_What you have to do_: Whenever a line of the entries below holds the string "icon", copy that line and return it.

_Records shown_:
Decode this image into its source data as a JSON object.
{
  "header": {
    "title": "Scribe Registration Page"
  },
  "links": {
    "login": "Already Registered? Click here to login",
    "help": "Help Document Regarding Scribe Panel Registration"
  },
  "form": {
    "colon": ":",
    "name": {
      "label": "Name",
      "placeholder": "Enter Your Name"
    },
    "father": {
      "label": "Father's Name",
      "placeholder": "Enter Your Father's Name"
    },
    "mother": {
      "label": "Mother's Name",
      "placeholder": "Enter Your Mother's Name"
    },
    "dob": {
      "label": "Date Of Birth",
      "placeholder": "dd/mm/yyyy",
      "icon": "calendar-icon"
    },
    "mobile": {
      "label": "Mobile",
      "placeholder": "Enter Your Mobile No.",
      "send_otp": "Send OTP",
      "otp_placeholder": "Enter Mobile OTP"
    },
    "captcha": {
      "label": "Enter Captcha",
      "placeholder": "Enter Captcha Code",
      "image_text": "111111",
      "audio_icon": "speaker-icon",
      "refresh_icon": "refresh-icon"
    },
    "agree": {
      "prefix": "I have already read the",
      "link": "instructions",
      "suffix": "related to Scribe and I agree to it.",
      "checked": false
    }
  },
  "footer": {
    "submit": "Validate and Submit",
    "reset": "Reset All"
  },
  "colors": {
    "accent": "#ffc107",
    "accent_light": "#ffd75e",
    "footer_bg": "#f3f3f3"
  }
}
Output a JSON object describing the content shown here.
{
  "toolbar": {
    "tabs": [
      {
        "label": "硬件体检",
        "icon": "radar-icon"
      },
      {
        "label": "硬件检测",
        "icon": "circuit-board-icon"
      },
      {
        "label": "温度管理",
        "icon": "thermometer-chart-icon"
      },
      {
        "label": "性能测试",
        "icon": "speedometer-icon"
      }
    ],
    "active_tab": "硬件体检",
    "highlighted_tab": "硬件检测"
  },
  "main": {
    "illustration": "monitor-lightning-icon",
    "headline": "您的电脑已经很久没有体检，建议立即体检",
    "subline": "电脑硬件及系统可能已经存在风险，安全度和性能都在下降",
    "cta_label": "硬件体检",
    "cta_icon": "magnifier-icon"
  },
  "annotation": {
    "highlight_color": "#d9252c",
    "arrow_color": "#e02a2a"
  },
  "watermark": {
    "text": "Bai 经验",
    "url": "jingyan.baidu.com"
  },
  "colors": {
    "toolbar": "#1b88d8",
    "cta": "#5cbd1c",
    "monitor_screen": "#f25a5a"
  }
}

_Answer area_:
      "icon": "calendar-icon"
      "audio_icon": "speaker-icon",
      "refresh_icon": "refresh-icon"
        "icon": "radar-icon"
        "icon": "circuit-board-icon"
        "icon": "thermometer-chart-icon"
        "icon": "speedometer-icon"
    "illustration": "monitor-lightning-icon",
    "cta_icon": "magnifier-icon"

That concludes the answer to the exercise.